  2. We had a quince tree at my childhood home in Bendigo, Victoria. I remember my Mum making quince jelly with the quinces off the tree and I can't really recollect whether she stewed them or not. I never realised that they could be used in a tart. Thanks for the recipe.

  3. Oh we love quince jam and your home made tart looks scrummy. When are you going to write/produce your own cookery book, Jill? We had a quince and kumquat tree in South Africa and our naughty cocker spaniel used to eat the fallen decayed fruit and one day we found he was drunk! Took him to the vet thinking he was terribly ill, but she said he was just drunk!

    1. oh goodness - I know that elephants get drunk on amarula fruit. :)

  4. Oh I can smell the quince as I look at your images. I remember the first time I ever had quince, when a friend in Tassie produced them for dessert. They had been baked to ruby red perfection and simply served with thick cream. Perfection in a bowl. Buggers to prep though!

  5. I don't know this fruit at all, so interesting!

  6. I had heard the name a long time ago, but had no idea what they were or how you would fix. Thanks for sharing. Might have to try some just for the aroma you mention vs actually making something with them. :)

    Peabea@Peabea Scribbles

    1. just simply stew and eat with a dollop of cream!

  7. I have to say that I've never tasted one! I will have to look out for them to try.

  8. not sure I've ever heard of this...certainly have never had it. Looks good though.

  9. Would you believe I've never cooked with quinces? This tart looks yummo. #TeamLovinLife

  10. I often hear about quinces but it's always from people who have their own quince trees. I don't think I have ever seen one in the supermarket. Or am I just not looking?

    1. I think you would be more likely to find them in a grower's market

  11. Quinces remind me of the poem "The Owl and the Pussycat", which we learnt to recite for an eisteddford in primary school (it's hard to forget things that are drummed into you!). I've never tried one, but your photos make them look delicious Jill :) #TeamLovinLife

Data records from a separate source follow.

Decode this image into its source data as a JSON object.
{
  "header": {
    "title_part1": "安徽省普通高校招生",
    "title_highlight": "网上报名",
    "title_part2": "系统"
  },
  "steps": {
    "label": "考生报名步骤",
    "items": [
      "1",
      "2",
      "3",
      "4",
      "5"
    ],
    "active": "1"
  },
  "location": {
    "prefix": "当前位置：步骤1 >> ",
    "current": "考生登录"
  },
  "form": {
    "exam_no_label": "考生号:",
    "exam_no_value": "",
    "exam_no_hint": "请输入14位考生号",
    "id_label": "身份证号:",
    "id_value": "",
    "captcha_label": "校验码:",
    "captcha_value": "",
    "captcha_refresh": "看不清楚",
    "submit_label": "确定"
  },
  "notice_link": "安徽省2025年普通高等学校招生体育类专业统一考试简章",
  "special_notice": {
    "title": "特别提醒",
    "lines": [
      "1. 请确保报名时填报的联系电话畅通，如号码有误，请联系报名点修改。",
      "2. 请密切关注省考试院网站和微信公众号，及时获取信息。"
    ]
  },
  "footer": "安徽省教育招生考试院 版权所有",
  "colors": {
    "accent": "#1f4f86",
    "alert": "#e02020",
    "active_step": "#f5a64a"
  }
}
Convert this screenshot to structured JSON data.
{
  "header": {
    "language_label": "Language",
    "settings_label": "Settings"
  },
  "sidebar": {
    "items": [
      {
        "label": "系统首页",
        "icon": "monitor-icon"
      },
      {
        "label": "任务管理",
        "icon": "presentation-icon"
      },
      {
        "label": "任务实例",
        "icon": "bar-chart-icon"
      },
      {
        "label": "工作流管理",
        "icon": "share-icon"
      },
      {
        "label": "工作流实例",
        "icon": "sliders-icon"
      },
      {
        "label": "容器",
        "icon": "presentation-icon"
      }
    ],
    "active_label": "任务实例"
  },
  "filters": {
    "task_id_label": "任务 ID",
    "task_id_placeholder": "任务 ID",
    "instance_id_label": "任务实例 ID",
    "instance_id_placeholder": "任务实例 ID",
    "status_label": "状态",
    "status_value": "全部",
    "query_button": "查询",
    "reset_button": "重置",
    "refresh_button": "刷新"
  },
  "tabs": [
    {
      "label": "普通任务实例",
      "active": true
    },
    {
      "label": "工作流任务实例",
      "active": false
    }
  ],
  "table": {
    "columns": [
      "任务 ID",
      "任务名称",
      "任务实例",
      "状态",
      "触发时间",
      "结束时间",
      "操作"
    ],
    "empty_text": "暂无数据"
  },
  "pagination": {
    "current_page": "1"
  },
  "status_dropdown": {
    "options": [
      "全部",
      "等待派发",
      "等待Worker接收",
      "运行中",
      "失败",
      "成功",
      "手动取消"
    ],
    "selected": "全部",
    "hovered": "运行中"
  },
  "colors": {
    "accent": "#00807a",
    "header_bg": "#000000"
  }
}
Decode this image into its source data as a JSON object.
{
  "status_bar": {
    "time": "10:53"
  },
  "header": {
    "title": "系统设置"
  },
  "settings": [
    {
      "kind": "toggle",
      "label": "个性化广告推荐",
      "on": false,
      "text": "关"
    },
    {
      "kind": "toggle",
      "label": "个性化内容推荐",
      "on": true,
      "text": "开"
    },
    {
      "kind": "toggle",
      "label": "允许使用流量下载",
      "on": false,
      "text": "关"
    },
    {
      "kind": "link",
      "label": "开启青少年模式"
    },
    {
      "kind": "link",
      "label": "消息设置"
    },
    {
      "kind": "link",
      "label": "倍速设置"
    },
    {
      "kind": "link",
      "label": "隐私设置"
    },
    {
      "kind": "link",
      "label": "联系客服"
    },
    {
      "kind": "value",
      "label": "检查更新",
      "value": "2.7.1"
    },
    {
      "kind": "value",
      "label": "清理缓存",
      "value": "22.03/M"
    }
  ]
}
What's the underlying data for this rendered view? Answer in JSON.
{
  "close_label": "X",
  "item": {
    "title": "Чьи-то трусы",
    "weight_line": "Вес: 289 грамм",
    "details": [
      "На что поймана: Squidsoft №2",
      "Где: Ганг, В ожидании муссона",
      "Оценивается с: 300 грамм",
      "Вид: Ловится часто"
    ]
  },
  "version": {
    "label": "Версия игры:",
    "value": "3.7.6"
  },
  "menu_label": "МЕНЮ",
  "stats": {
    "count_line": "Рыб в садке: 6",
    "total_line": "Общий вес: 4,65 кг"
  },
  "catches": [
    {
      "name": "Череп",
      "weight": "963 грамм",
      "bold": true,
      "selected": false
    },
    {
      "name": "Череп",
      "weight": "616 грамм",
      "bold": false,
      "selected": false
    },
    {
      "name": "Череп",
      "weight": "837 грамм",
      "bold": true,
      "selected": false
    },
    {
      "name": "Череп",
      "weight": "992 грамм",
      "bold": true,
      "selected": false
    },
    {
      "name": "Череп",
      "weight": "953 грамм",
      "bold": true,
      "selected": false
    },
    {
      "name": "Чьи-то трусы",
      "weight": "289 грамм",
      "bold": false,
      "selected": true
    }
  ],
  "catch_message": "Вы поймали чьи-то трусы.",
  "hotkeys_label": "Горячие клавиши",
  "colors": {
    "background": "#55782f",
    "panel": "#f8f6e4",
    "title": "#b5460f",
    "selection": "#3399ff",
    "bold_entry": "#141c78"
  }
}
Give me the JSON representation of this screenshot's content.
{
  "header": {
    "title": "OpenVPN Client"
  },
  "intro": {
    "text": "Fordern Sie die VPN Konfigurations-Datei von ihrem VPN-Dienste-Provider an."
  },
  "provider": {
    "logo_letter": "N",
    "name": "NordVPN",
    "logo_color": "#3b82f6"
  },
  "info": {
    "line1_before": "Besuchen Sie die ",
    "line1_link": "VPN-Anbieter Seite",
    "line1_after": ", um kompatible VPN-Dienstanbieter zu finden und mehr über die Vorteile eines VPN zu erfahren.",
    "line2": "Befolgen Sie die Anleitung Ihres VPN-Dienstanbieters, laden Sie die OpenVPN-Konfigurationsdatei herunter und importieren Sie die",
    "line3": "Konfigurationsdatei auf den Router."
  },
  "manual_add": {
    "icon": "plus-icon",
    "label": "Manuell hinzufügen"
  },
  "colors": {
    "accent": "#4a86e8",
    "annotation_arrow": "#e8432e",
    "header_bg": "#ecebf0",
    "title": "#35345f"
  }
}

  12. Jill, The quinces certainly look pear apples combination. The recipe is appreciated. Have a great week.

  13. There are two quince trees in our neighbourhood and each autumn I think I'm going to ask the owners if I can purchase a bag full of quince, but I haven't yet. Perhaps this will be the year. The fruit, even on the trees, smells wonderful. Your poached quince would be the perfect recipe to begin with.

  14. What a "yummy" post! Thanks for all the information about quince and the recipe. Happy Monday!

  15. We actually inherited an ornamental quince bush when we moved to Normandy, it flowers quite profusely but only ever produces two or three small, hard fruits nowhere near enough to make your delicious sounding tart with. I shall look out for Quine at the local markets when we get home and let you know if I manage to make anything with them.
    Happy Mosaic Monday from hot and humid Florida.

  16. Thanks for the tip to look for quince in the farmer's markets - there are several in our area at this time of year - and I am always interested in trying a new fruit!


I hope you have enjoyed your visit to my blog. Thank you for stopping by and for taking the time to comment. I read and very much appreciate every comment and love hearing from you. I will try to visit your blogs in return.